Task item:
Within the material below, how many lines include "스터디카페"? Answer with the count only.

Records for this exercise:
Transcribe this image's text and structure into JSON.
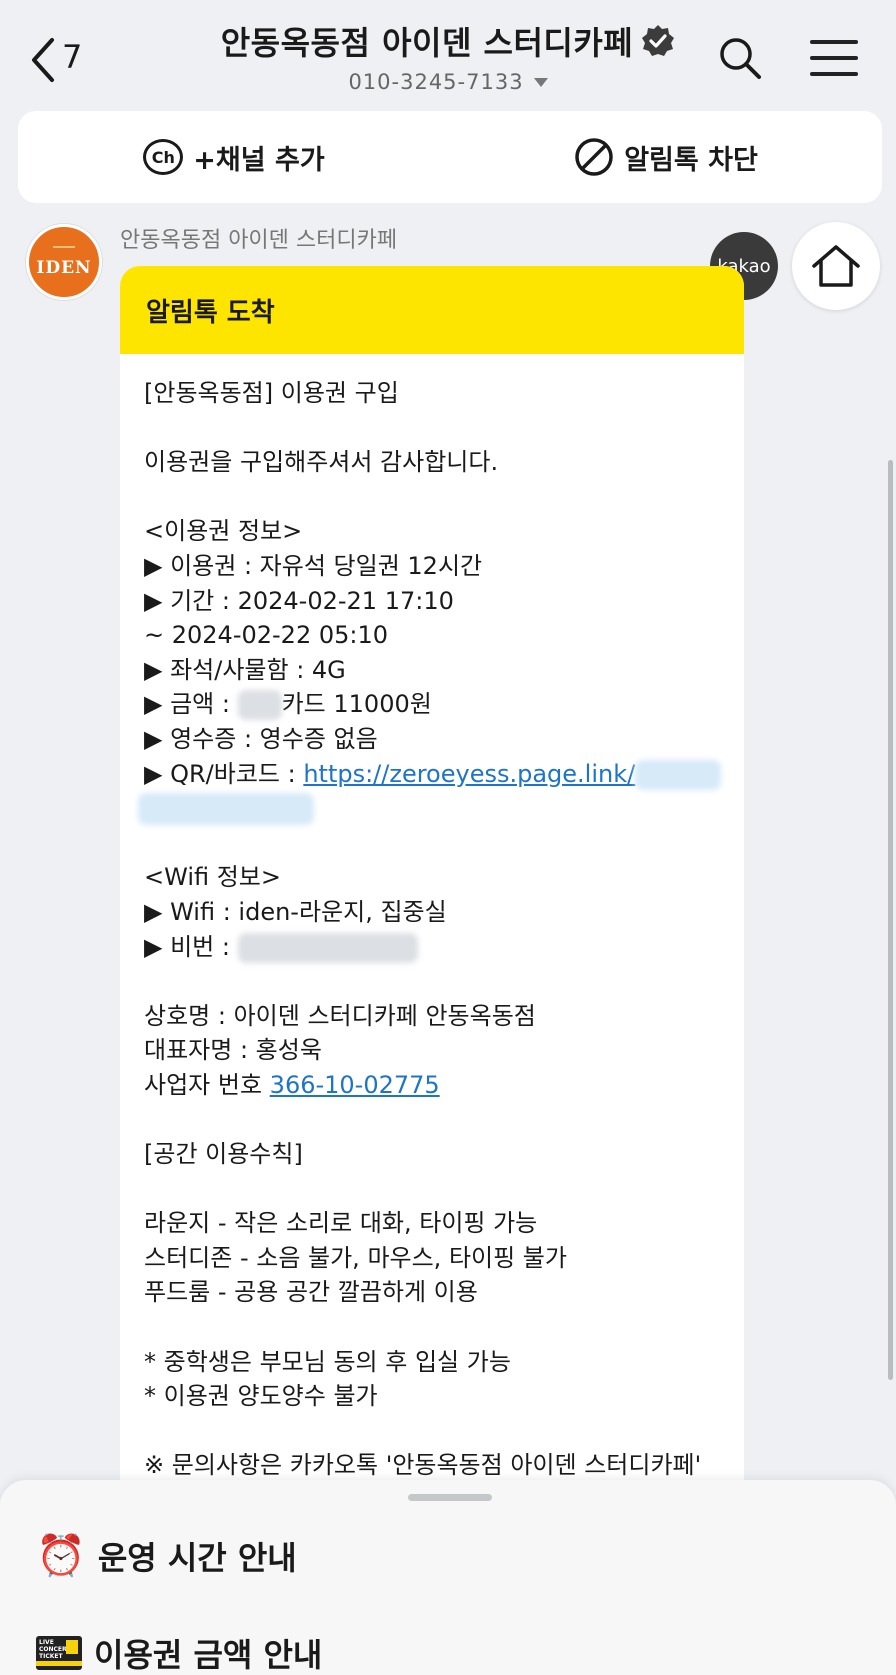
{
  "header": {
    "unread_count": "7",
    "title": "안동옥동점 아이덴 스터디카페",
    "phone": "010-3245-7133"
  },
  "actions": {
    "add_channel": "+채널 추가",
    "block_alimtalk": "알림톡 차단"
  },
  "chat": {
    "sender_name": "안동옥동점 아이덴 스터디카페",
    "avatar_text": "IDEN",
    "kakao_label": "kakao",
    "bubble_title": "알림톡 도착",
    "lines": {
      "l1": "[안동옥동점] 이용권 구입",
      "l2": "이용권을 구입해주셔서 감사합니다.",
      "l3": "<이용권 정보>",
      "l4": "▶ 이용권 : 자유석 당일권 12시간",
      "l5": "▶ 기간 : 2024-02-21 17:10",
      "l6": "~ 2024-02-22 05:10",
      "l7": "▶ 좌석/사물함 : 4G",
      "l8a": "▶ 금액 : ",
      "l8b": "카드 11000원",
      "l9": "▶ 영수증 : 영수증 없음",
      "l10a": "▶ QR/바코드 : ",
      "l10b": "https://zeroeyess.page.link/",
      "l11": "<Wifi 정보>",
      "l12": "▶ Wifi : iden-라운지, 집중실",
      "l13": "▶ 비번 : ",
      "l14": "상호명 : 아이덴 스터디카페 안동옥동점",
      "l15": "대표자명 : 홍성욱",
      "l16a": "사업자 번호 ",
      "l16b": "366-10-02775",
      "l17": "[공간 이용수칙]",
      "l18": "라운지 - 작은 소리로 대화, 타이핑 가능",
      "l19": "스터디존 - 소음 불가, 마우스, 타이핑 불가",
      "l20": "푸드룸 - 공용 공간 깔끔하게 이용",
      "l21": "* 중학생은 부모님 동의 후 입실 가능",
      "l22": "* 이용권 양도양수 불가",
      "l23": "※ 문의사항은 카카오톡 '안동옥동점 아이덴 스터디카페'"
    }
  },
  "sheet": {
    "item1_icon": "⏰",
    "item1_label": "운영 시간 안내",
    "item2_label": "이용권 금액 안내",
    "ticket_text": "LIVE CONCERT TICKET"
  },
  "colors": {
    "accent_yellow": "#fee500",
    "link_blue": "#1d74c9",
    "brand_orange": "#e8701c",
    "background": "#eef0f3"
  },
  "icons": {
    "back": "chevron-left-icon",
    "verified": "verified-check-icon",
    "search": "search-icon",
    "menu": "hamburger-menu-icon",
    "channel": "channel-add-icon",
    "block": "block-icon",
    "home": "home-icon",
    "alarm": "alarm-clock-icon",
    "ticket": "ticket-icon"
  }
}
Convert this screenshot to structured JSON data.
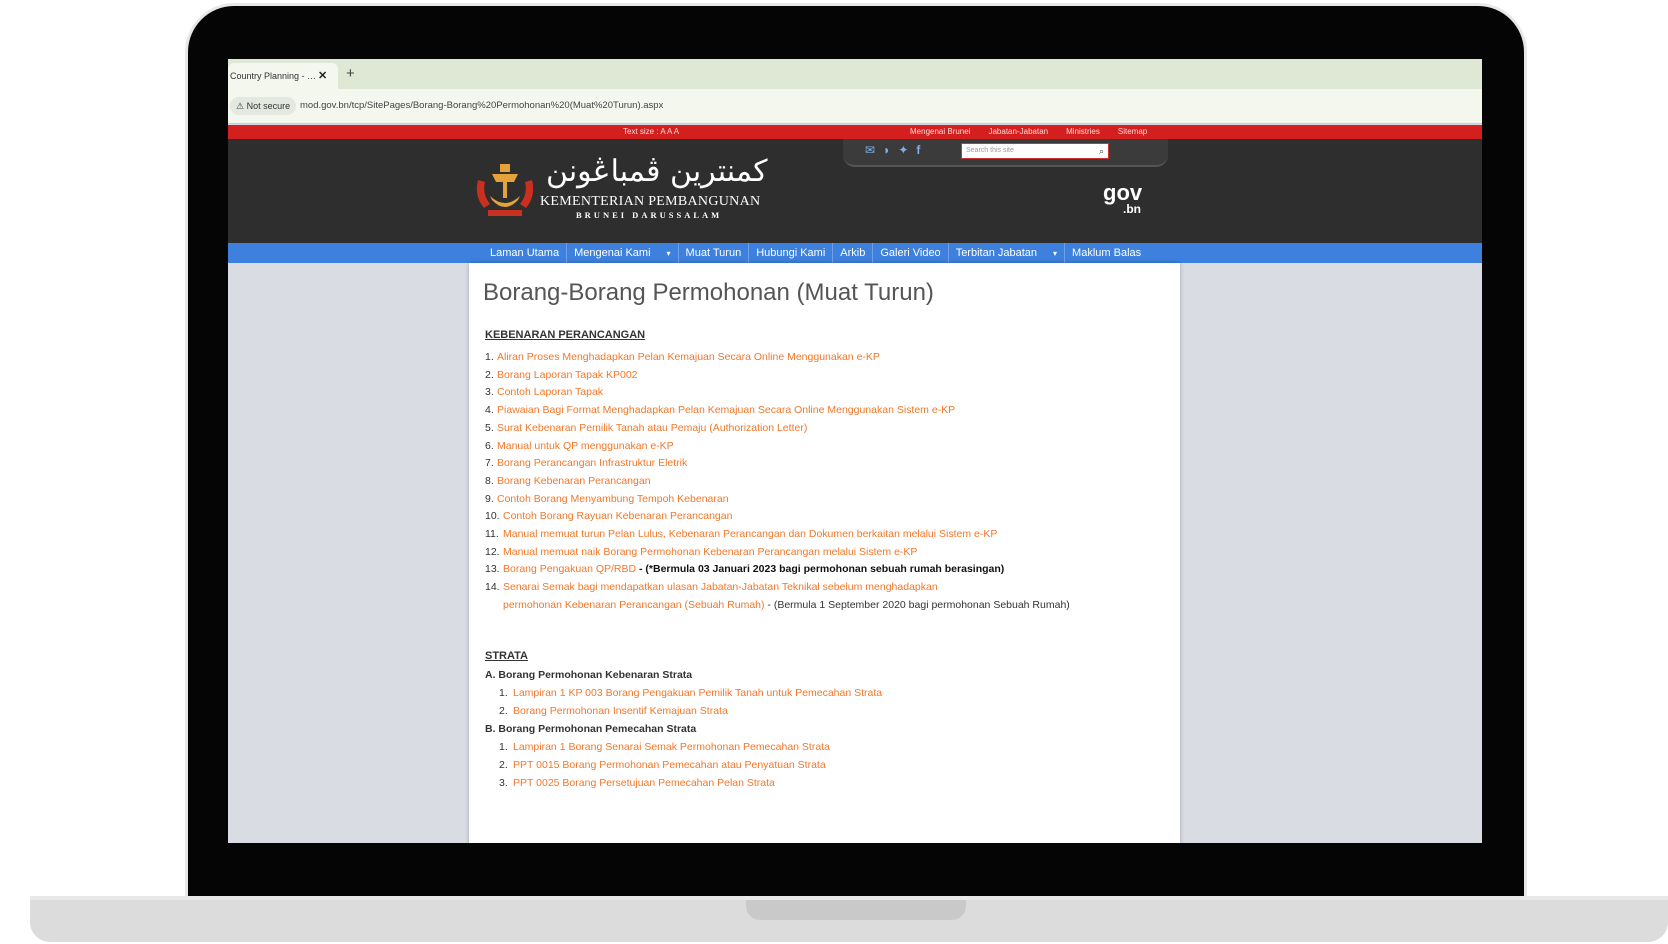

Solved problem:
4